- Opening Delimiter -

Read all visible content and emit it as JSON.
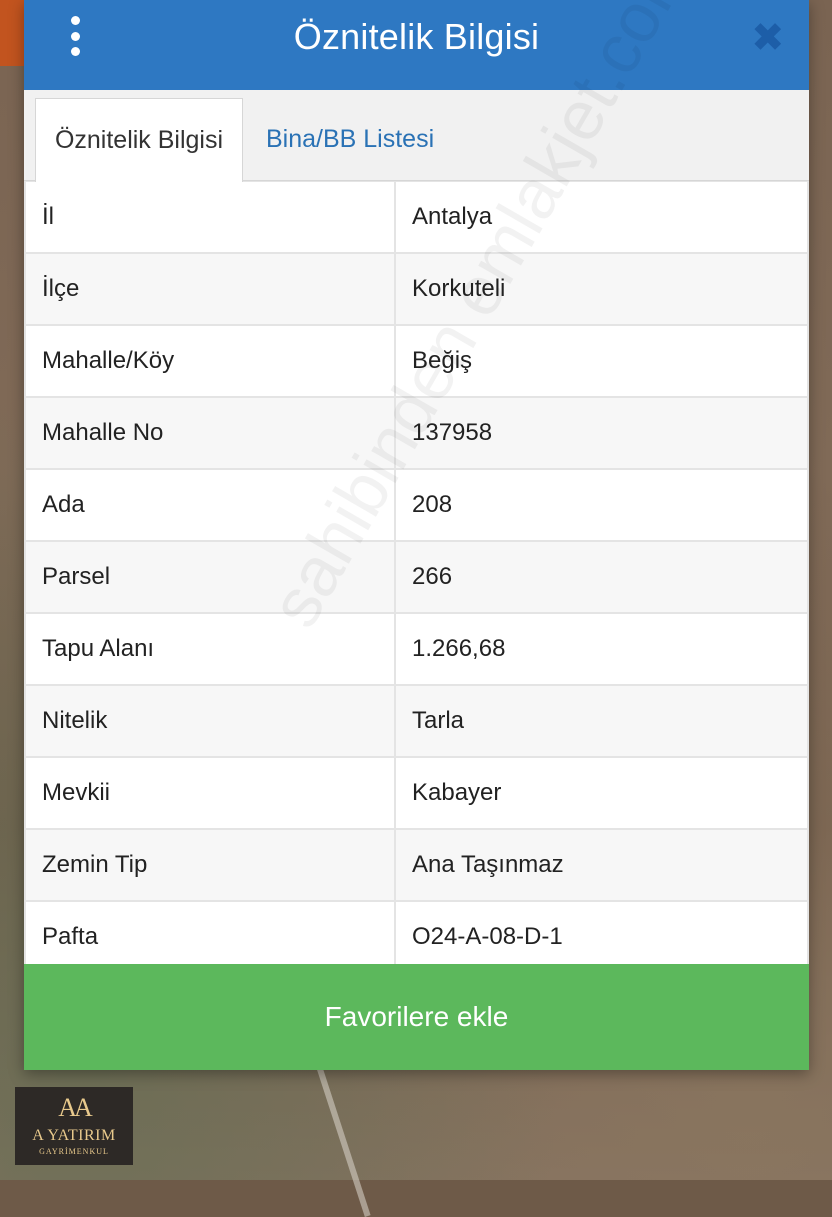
{
  "modal": {
    "title": "Öznitelik Bilgisi",
    "close_glyph": "✖",
    "menu_icon": "kebab-icon",
    "close_icon": "close-icon"
  },
  "tabs": [
    {
      "label": "Öznitelik Bilgisi",
      "active": true
    },
    {
      "label": "Bina/BB Listesi",
      "active": false
    }
  ],
  "attributes": [
    {
      "key": "İl",
      "value": "Antalya"
    },
    {
      "key": "İlçe",
      "value": "Korkuteli"
    },
    {
      "key": "Mahalle/Köy",
      "value": "Beğiş"
    },
    {
      "key": "Mahalle No",
      "value": "137958"
    },
    {
      "key": "Ada",
      "value": "208"
    },
    {
      "key": "Parsel",
      "value": "266"
    },
    {
      "key": "Tapu Alanı",
      "value": "1.266,68"
    },
    {
      "key": "Nitelik",
      "value": "Tarla"
    },
    {
      "key": "Mevkii",
      "value": "Kabayer"
    },
    {
      "key": "Zemin Tip",
      "value": "Ana Taşınmaz"
    },
    {
      "key": "Pafta",
      "value": "O24-A-08-D-1"
    }
  ],
  "favorite_button": {
    "label": "Favorilere ekle"
  },
  "logo": {
    "mark": "AA",
    "name": "A YATIRIM",
    "sub": "GAYRİMENKUL"
  },
  "watermark": "sahibinden emlakjet.com",
  "colors": {
    "header": "#2e78c2",
    "favorite_button": "#5cb85c",
    "tab_link": "#2a72b5"
  }
}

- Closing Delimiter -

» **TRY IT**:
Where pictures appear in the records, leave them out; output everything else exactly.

» **REPLY TO THE EXERCISE**:
Read all visible content and emit it as JSON.
{
  "modal": {
    "title": "Öznitelik Bilgisi",
    "close_glyph": "✖",
    "menu_icon": "kebab-icon",
    "close_icon": "close-icon"
  },
  "tabs": [
    {
      "label": "Öznitelik Bilgisi",
      "active": true
    },
    {
      "label": "Bina/BB Listesi",
      "active": false
    }
  ],
  "attributes": [
    {
      "key": "İl",
      "value": "Antalya"
    },
    {
      "key": "İlçe",
      "value": "Korkuteli"
    },
    {
      "key": "Mahalle/Köy",
      "value": "Beğiş"
    },
    {
      "key": "Mahalle No",
      "value": "137958"
    },
    {
      "key": "Ada",
      "value": "208"
    },
    {
      "key": "Parsel",
      "value": "266"
    },
    {
      "key": "Tapu Alanı",
      "value": "1.266,68"
    },
    {
      "key": "Nitelik",
      "value": "Tarla"
    },
    {
      "key": "Mevkii",
      "value": "Kabayer"
    },
    {
      "key": "Zemin Tip",
      "value": "Ana Taşınmaz"
    },
    {
      "key": "Pafta",
      "value": "O24-A-08-D-1"
    }
  ],
  "favorite_button": {
    "label": "Favorilere ekle"
  },
  "logo": {
    "mark": "AA",
    "name": "A YATIRIM",
    "sub": "GAYRİMENKUL"
  },
  "watermark": "sahibinden emlakjet.com",
  "colors": {
    "header": "#2e78c2",
    "favorite_button": "#5cb85c",
    "tab_link": "#2a72b5"
  }
}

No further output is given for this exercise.